* **EXERCISE DATA**

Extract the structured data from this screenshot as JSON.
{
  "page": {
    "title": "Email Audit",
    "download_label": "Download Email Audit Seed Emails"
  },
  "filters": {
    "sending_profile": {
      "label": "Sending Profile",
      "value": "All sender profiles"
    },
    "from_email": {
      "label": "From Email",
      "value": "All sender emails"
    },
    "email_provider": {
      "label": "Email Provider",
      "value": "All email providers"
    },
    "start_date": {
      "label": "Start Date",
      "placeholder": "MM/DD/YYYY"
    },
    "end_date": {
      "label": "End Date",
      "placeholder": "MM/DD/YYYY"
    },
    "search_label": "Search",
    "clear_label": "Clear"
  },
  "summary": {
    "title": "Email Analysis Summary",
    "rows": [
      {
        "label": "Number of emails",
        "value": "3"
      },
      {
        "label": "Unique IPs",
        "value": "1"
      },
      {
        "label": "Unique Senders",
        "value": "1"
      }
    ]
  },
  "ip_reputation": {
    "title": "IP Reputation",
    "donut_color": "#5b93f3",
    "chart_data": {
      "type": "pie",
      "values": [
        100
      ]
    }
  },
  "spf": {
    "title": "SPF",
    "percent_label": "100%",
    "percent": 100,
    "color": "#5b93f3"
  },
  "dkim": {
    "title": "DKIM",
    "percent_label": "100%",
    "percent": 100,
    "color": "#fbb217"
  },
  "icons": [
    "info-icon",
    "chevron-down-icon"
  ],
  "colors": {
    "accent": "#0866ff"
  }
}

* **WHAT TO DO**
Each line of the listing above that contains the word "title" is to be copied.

* **WRITTEN REPLY**
    "title": "Email Audit",
    "title": "Email Analysis Summary",
    "title": "IP Reputation",
    "title": "SPF",
    "title": "DKIM",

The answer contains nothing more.